Our status as a designated Site of Special Scientific Interest (SSSI) means that we are regularly visited by Trevor Merrington, our local RSPB man. Trevor keeps an eye on the birds and wildfowl on the Lough and regularly reports on his findings.
Wildlife Report 2018 from the Tranquil Otter
On 3rd February this year, Trevor reported an unusual sighting of a Great Crested Grebe, and wrote: “A common bird in the area, but not for the Lough with its shallow water and small fish. It’s only the 5th time I’ve seen a Great Crested Grebe and the first on the Lough since 2013. It looked settled, but I doubt that it will become resident.”
On 27th February Trevor did a recount to check the Teal and Gadwall numbers as these appeared low and it seemed a bit early for the Teal and Gadwall to be departing. On checking against last year’s count, the number of Teal and Gadwall didn’t seem unusual. Trevor reported an increase in the geese numbers, we have noticed this, as geese don’t revisit the Lough on an annual basis. Trevor doesn’t seem enamoured with the geese. “I do not mind the wild birds that breed in the arctic and come for the winter, I’m less keen on the naturalised Greylag & Canada geese as he finds them a bit noisy.”
Trevor did note that the Great Crested Grebe was still at the Lough on his second visit, perhaps it prefers the Tranquil Otter, even with the geese.
It’s very relaxing to watch the birds flit in and out of the reeds

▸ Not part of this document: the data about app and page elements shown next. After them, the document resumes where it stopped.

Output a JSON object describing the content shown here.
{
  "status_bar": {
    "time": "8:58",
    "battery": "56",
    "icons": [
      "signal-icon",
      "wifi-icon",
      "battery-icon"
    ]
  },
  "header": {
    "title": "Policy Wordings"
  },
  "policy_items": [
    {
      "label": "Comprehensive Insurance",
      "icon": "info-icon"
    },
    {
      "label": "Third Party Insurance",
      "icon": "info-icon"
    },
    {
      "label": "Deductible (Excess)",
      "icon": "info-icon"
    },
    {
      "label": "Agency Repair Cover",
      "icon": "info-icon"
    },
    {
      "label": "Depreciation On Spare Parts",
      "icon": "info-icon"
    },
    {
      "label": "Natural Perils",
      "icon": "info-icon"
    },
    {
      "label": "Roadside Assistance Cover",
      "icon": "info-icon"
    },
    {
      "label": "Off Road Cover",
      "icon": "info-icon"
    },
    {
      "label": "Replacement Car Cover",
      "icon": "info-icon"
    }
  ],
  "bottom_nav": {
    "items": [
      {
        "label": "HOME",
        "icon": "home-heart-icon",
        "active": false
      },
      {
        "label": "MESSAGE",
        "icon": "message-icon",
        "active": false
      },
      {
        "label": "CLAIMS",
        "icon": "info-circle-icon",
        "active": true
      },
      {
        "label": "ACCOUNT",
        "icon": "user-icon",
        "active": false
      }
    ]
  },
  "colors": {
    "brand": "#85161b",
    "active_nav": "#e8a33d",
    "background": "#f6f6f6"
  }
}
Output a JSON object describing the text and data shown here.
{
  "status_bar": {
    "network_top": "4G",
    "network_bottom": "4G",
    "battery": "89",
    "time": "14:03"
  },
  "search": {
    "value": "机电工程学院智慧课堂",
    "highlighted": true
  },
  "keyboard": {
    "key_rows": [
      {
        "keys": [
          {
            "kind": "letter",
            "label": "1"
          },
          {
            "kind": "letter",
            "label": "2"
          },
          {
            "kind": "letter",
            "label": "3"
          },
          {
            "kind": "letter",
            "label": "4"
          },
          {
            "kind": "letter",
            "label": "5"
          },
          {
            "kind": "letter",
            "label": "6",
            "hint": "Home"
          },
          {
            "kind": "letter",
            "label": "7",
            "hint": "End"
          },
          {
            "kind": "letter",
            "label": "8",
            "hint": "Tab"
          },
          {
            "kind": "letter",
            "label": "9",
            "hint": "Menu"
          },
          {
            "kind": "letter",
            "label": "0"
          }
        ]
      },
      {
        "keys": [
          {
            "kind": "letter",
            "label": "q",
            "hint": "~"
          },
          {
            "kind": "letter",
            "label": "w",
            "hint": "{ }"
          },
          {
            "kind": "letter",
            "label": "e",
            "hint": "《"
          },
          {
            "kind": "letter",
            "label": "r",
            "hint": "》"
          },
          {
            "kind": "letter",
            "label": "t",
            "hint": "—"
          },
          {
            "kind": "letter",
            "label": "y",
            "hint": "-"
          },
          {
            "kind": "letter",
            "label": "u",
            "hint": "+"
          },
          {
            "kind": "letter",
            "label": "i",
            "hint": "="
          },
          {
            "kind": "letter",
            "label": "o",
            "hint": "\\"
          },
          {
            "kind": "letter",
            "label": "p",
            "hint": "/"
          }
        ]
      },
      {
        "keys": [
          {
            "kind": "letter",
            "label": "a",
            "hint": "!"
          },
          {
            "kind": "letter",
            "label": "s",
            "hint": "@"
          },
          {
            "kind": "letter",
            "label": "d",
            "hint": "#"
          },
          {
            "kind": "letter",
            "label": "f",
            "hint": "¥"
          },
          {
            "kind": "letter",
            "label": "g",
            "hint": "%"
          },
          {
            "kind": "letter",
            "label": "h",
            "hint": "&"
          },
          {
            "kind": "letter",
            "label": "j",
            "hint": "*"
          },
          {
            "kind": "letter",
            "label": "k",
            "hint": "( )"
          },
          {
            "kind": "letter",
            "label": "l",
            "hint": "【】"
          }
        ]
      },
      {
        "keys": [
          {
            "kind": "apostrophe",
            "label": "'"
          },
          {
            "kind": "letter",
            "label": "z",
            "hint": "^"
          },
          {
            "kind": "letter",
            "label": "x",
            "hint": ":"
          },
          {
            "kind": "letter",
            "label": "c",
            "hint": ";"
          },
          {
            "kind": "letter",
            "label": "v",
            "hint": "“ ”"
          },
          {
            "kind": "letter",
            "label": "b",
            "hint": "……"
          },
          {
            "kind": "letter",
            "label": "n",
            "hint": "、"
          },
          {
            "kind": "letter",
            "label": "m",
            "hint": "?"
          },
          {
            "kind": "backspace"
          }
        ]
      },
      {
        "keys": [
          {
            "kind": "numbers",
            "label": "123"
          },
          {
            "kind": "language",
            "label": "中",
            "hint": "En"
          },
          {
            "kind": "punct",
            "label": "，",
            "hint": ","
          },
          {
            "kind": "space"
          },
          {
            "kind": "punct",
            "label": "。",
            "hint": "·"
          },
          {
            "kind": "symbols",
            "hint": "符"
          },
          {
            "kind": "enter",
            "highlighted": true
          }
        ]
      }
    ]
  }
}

The Lough frequently gets iced over during January and February, which means that the wildfowl only has restricted movement on a small patch of water. On windier days the birds retreat into the reeds. There’s something very relaxing about watching them flit in and out.
February 2018 sightings
Woodland Birds seen during February 2018
Every day you see something new on the Lough, we feel very privileged to live in such a beautiful environment. We know our visitors love it too.
Guests can observe the birds from our bird hide.
As well as our own lake, we also have our own woodland area complete with a bird hide that is available to our guests to use during their stay. Depending on the time of year, visitors to the hide can see kingfishers, curlew, dunlins, oystercatchers, turnstones, godwits, woodpeckers, to name just a few.
Many of our guests have written some comments about what they have seen in the visitor’s book. Click here to read their comments.
Wildlife on the Solway Coast
While we have abundant wildlife activity right here on the Lough, many of our guests like to enjoy the extraordinary variety of wildlife along the Solway Coast. The area is well known for its stunning variety of bird and wildfowl life. The sand dunes, saltmarsh, shingle beds and peat mosses make it a favourite area for oystercatchers, curlews, plovers, lapwings, dunlins, godwits, redshanks and turnstones. This is a glorious time of year for wildlife, so make sure you don’t miss it.
More details of the Solway Area of Outstanding Natural Beauty can be found at www.solwaycoastaonb.org.uk/wildlife